The International Scientific Advisory Board, which was established last year, recently held a meeting in Brno. At the meeting, members learned about developments at the university over the past year and the steps taken to address the recommendations they gave the university last year.
The board consists of four internationally renowned experts: Professor Josef Jiřičný from the University of Zurich, Professor Peter Williamson from the University of Cambridge, Professor Thomas A. Henzinger from the Institute of Science and Technology Austria, and Professor Marie-Janine Calic from the Ludwig-Maximilian-University in Munich. Internally, the Board is supported by Mary O’Connel, a molecular biologist who joined Muni in 2014 as part of the ERA Chair programme.
During the initial meeting at the famous functionalist Villa Tugendhat, Rector Mikuláš Bek drew attention to the improved international rating of the university and the higher scores in two respected rankings by the Times Higher Education magazine and Quacquarelli Symonds World University Rankings. The vice-rector for research, Petr Dvořák, also underlined a very positive development with regard to the position in the Nature Index, which tracks the global impact of publications in the most influential journals. Nature Index does not track social sciences and humanities but paints a true picture of the rest of the university.
Dvořák also summed up the step that the university had taken in reaction to the initial board recommendations. The biggest revisions were made in research funding from the internal Grant Agency of Masaryk University and especially in creating a new prestigious grant called the Muni Award. This grant is designed for academics from abroad and there are currently ten applications pending for the grant from top researchers.
As Dvořák noted, the insights of the MU International Scientific Advisory Board played a major role in drafting the application for institutional accreditation, which has been submitted in recent days.
At this year’s meeting, members of the International Scientific Advisory Board discussed internal evaluations and the allocation of finances within the university, which is related to the ongoing changes in research evaluation in the Czech Republic. Other topics included increasing the mobility of postdocs, implementing high standards for PhD studies including the admission procedure, and making the university generally more attractive to top academics from abroad.
In addition, the board took part in a lively discussion with the vice-deans for research and doctoral studies.
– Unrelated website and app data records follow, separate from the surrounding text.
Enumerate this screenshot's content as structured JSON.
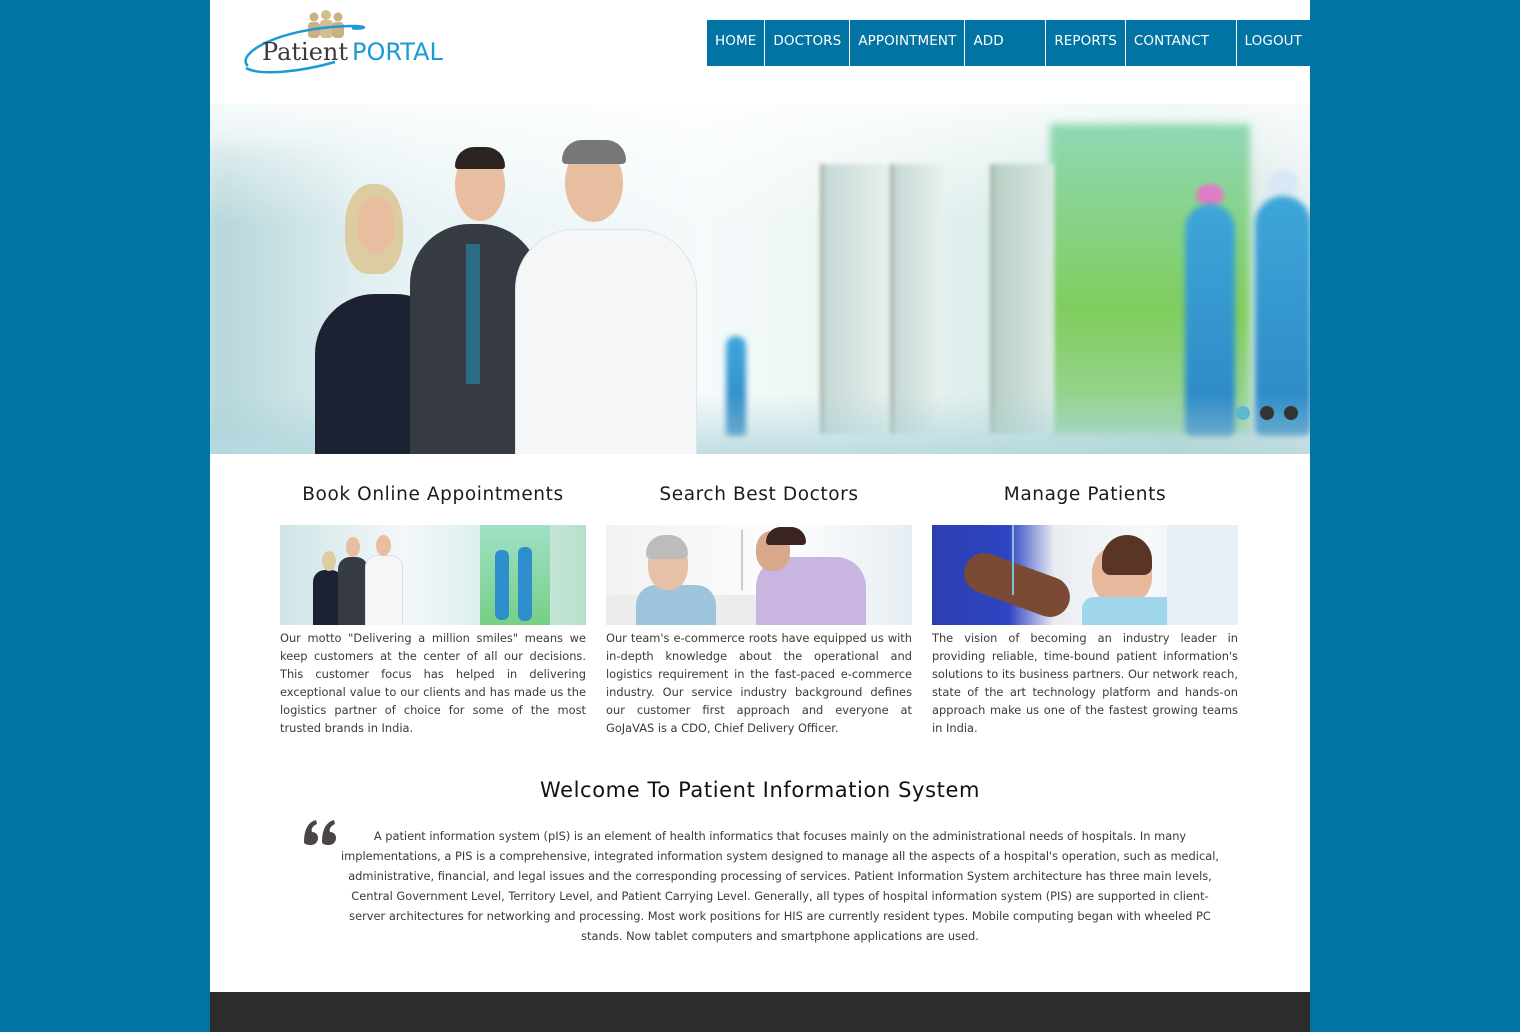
{
  "brand": {
    "logo_part1": "Patient",
    "logo_part2": "PORTAL",
    "colors": {
      "primary": "#0274a3",
      "logo_blue": "#1a9ad6",
      "logo_dark": "#3a3a3a",
      "logo_gold": "#c9b184",
      "footer": "#2c2c2c",
      "dot_active": "#5bb8cf"
    }
  },
  "nav": {
    "items": [
      {
        "label": "HOME"
      },
      {
        "label": "DOCTORS"
      },
      {
        "label": "APPOINTMENT"
      },
      {
        "label": "ADD NEW"
      },
      {
        "label": "REPORTS"
      },
      {
        "label": "CONTANCT US"
      },
      {
        "label": "LOGOUT"
      }
    ]
  },
  "slider": {
    "image": "doctors-team-in-hospital-corridor",
    "slide_count": 3,
    "active_slide": 1
  },
  "features": [
    {
      "title": "Book Online Appointments",
      "image": "doctors-team",
      "text": "Our motto \"Delivering a million smiles\" means we keep customers at the center of all our decisions. This customer focus has helped in delivering exceptional value to our clients and has made us the logistics partner of choice for some of the most trusted brands in India."
    },
    {
      "title": "Search Best Doctors",
      "image": "nurse-with-patient",
      "text": "Our team's e-commerce roots have equipped us with in-depth knowledge about the operational and logistics requirement in the fast-paced e-commerce industry. Our service industry background defines our customer first approach and everyone at GoJaVAS is a CDO, Chief Delivery Officer."
    },
    {
      "title": "Manage Patients",
      "image": "child-patient-care",
      "text": "The vision of becoming an industry leader in providing reliable, time-bound patient information's solutions to its business partners. Our network reach, state of the art technology platform and hands-on approach make us one of the fastest growing teams in India."
    }
  ],
  "welcome": {
    "title": "Welcome To Patient Information System",
    "quote_icon": "quote-icon",
    "text": "A patient information system (pIS) is an element of health informatics that focuses mainly on the administrational needs of hospitals. In many implementations, a PIS is a comprehensive, integrated information system designed to manage all the aspects of a hospital's operation, such as medical, administrative, financial, and legal issues and the corresponding processing of services. Patient Information System architecture has three main levels, Central Government Level, Territory Level, and Patient Carrying Level. Generally, all types of hospital information system (PIS) are supported in client-server architectures for networking and processing. Most work positions for HIS are currently resident types. Mobile computing began with wheeled PC stands. Now tablet computers and smartphone applications are used."
  }
}
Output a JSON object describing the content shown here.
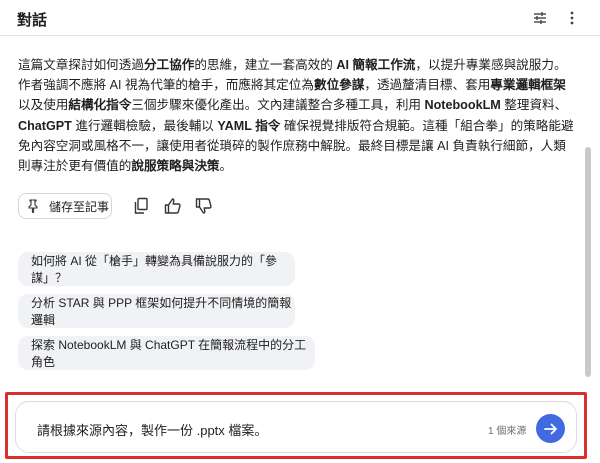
{
  "header": {
    "title": "對話",
    "tune_icon": "tune-icon",
    "more_icon": "more-vert-icon"
  },
  "summary": {
    "segments": [
      {
        "text": "這篇文章探討如何透過",
        "bold": false
      },
      {
        "text": "分工協作",
        "bold": true
      },
      {
        "text": "的思維，建立一套高效的 ",
        "bold": false
      },
      {
        "text": "AI 簡報工作流",
        "bold": true
      },
      {
        "text": "，以提升專業感與說服力。作者強調不應將 AI 視為代筆的槍手，而應將其定位為",
        "bold": false
      },
      {
        "text": "數位參謀",
        "bold": true
      },
      {
        "text": "，透過釐清目標、套用",
        "bold": false
      },
      {
        "text": "專業邏輯框架",
        "bold": true
      },
      {
        "text": "以及使用",
        "bold": false
      },
      {
        "text": "結構化指令",
        "bold": true
      },
      {
        "text": "三個步驟來優化產出。文內建議整合多種工具，利用 ",
        "bold": false
      },
      {
        "text": "NotebookLM",
        "bold": true
      },
      {
        "text": " 整理資料、",
        "bold": false
      },
      {
        "text": "ChatGPT",
        "bold": true
      },
      {
        "text": " 進行邏輯檢驗，最後輔以 ",
        "bold": false
      },
      {
        "text": "YAML 指令",
        "bold": true
      },
      {
        "text": " 確保視覺排版符合規範。這種「組合拳」的策略能避免內容空洞或風格不一，讓使用者從瑣碎的製作庶務中解脫。最終目標是讓 AI 負責執行細節，人類則專注於更有價值的",
        "bold": false
      },
      {
        "text": "說服策略與決策",
        "bold": true
      },
      {
        "text": "。",
        "bold": false
      }
    ]
  },
  "actions": {
    "save_label": "儲存至記事",
    "pin_icon": "pin-icon",
    "copy_icon": "copy-icon",
    "thumb_up_icon": "thumb-up-icon",
    "thumb_down_icon": "thumb-down-icon"
  },
  "suggestions": [
    {
      "label": "如何將 AI 從「槍手」轉變為具備說服力的「參謀」？"
    },
    {
      "label": "分析 STAR 與 PPP 框架如何提升不同情境的簡報邏輯"
    },
    {
      "label": "探索 NotebookLM 與 ChatGPT 在簡報流程中的分工角色"
    }
  ],
  "input": {
    "value": "請根據來源內容，製作一份 .pptx 檔案。",
    "source_count": "1 個來源",
    "send_icon": "arrow-forward-icon"
  },
  "colors": {
    "accent": "#4169e1",
    "highlight": "#d9302d",
    "chip_bg": "#f0f2f5"
  }
}
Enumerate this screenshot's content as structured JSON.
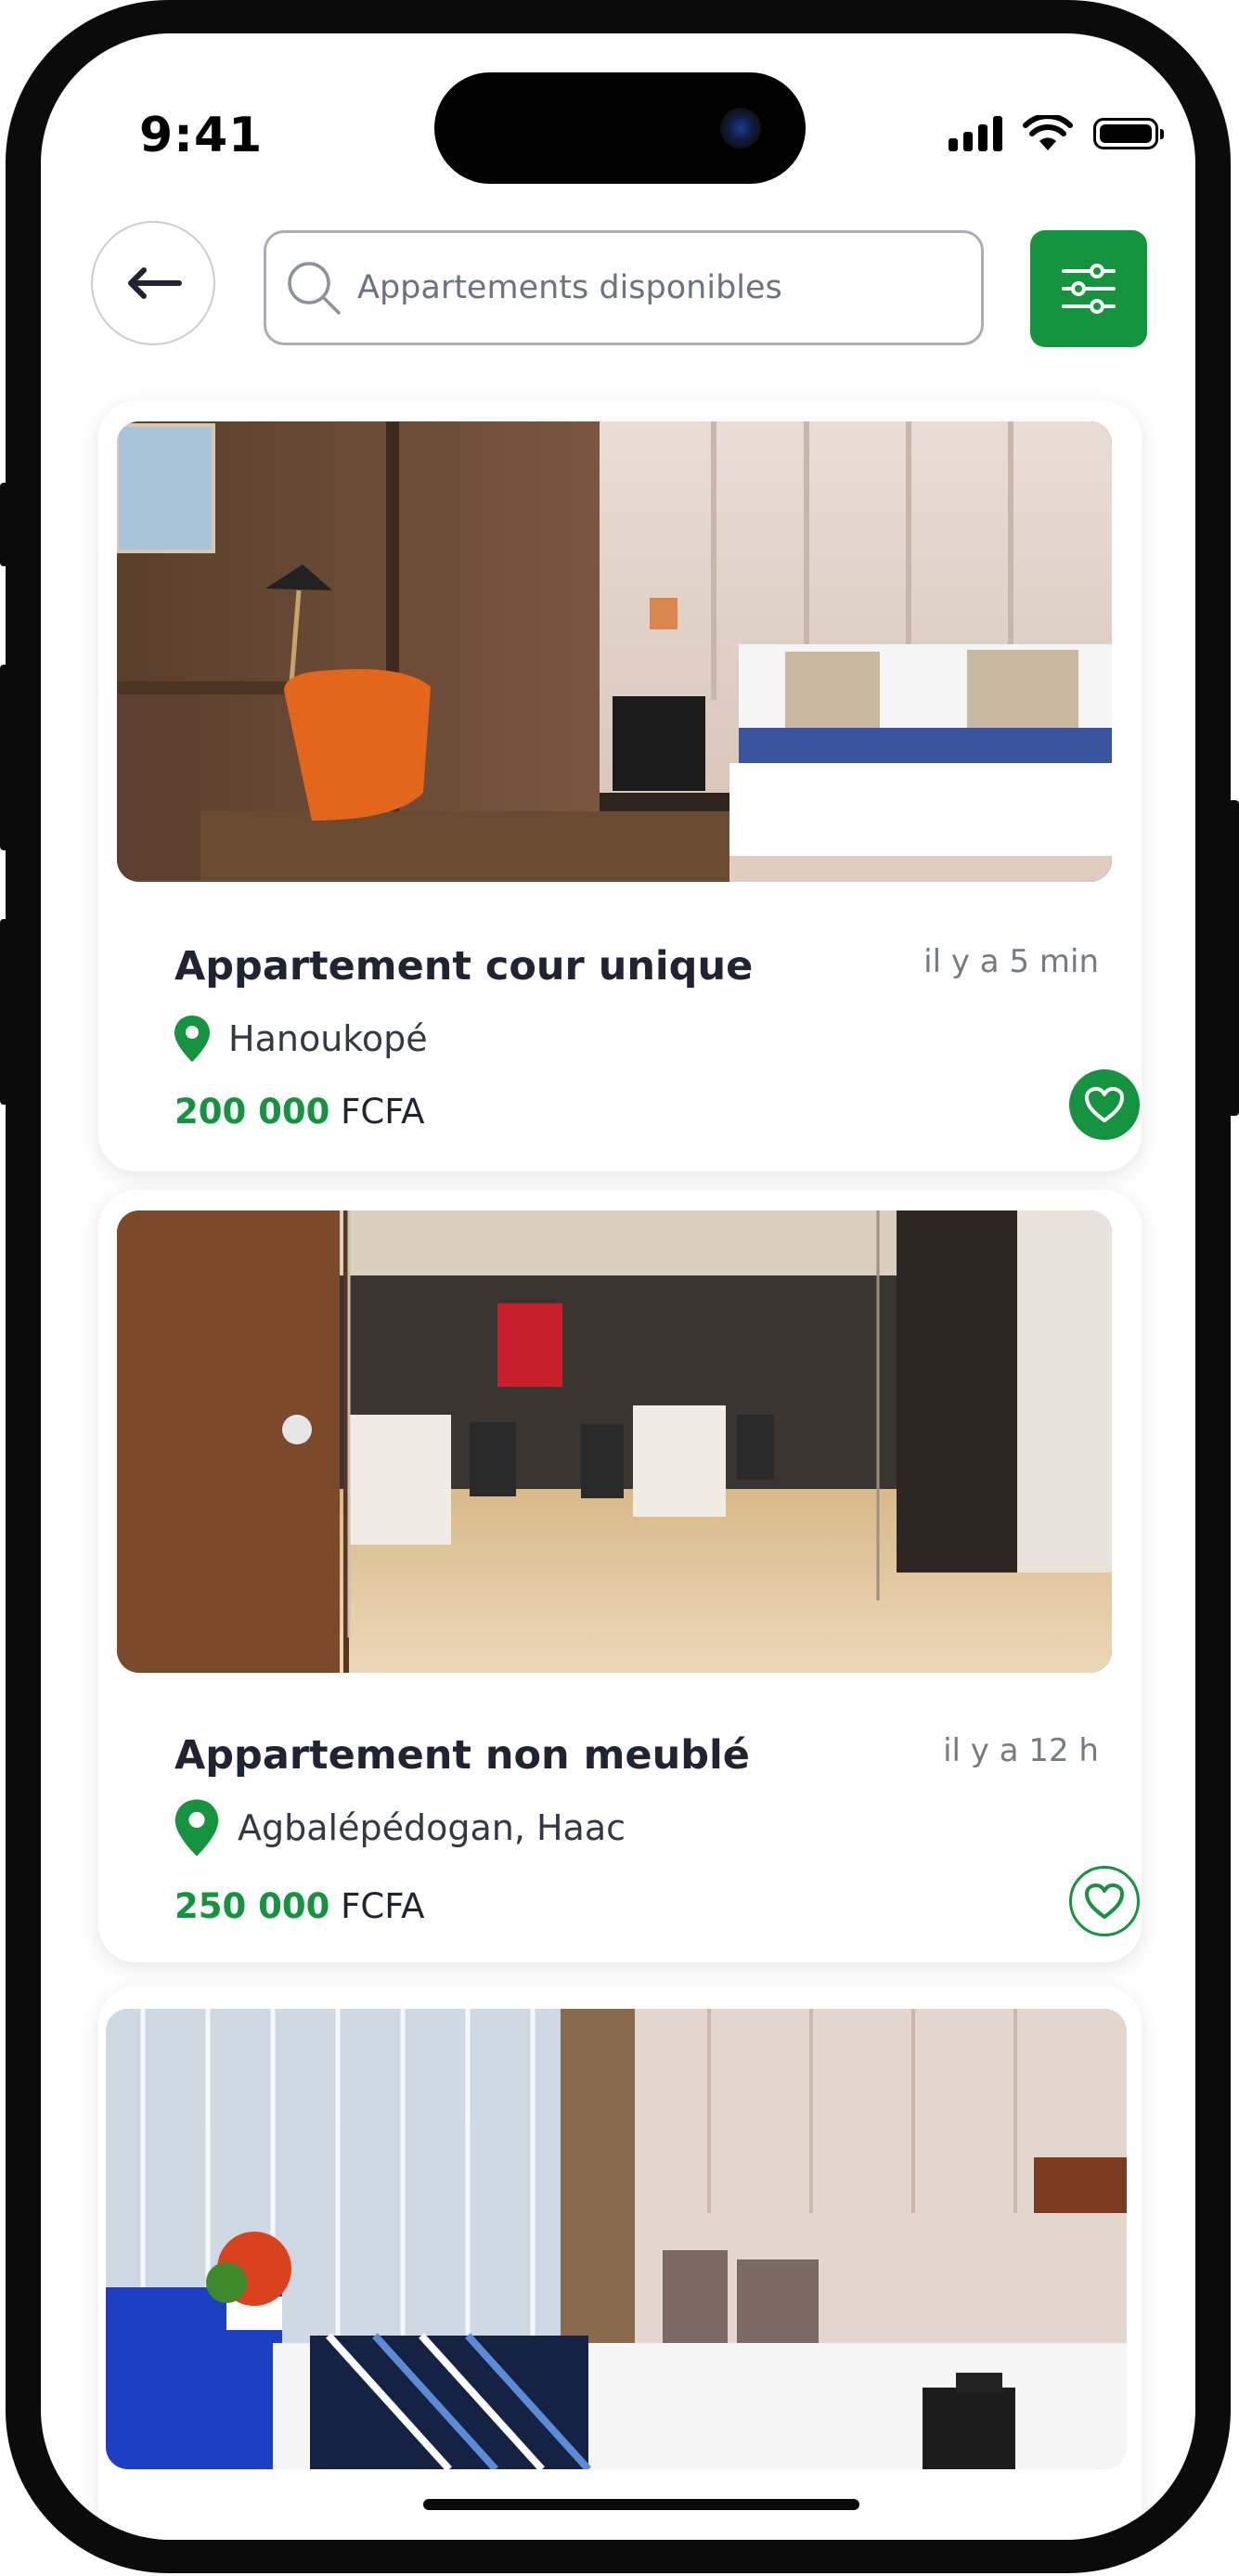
{
  "status_bar": {
    "time": "9:41"
  },
  "header": {
    "back_label": "back",
    "search_placeholder": "Appartements disponibles",
    "filter_label": "filters"
  },
  "colors": {
    "accent": "#14943f",
    "text_dark": "#1f2433",
    "text_muted": "#737b86"
  },
  "listings": [
    {
      "title": "Appartement cour unique",
      "time": "il y a 5 min",
      "location": "Hanoukopé",
      "price_amount": "200 000",
      "currency": "FCFA",
      "favorite": true,
      "image": "hotel room with wooden desk, orange armchair and double bed"
    },
    {
      "title": "Appartement non meublé",
      "time": "il y a 12 h",
      "location": "Agbalépédogan, Haac",
      "price_amount": "250 000",
      "currency": "FCFA",
      "favorite": false,
      "image": "office space with glass partition and desks"
    },
    {
      "image": "bedroom with large window, curtains and striped bed runner"
    }
  ]
}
This meeting addressed the various pitfalls and intricacies of implementing the board’s recommendations and produced many new ideas for future changes.
Speaking immediately after the meeting, the board chair, Professor Jiřičný, emphasized that the board members were delighted with the university’s willingness and drive for changes. “We were pleasantly surprised to see that many shared things had changed over the past year and that the attitude of the individual faculties to our recommendations is very welcoming and constructive while change is happening at all levels.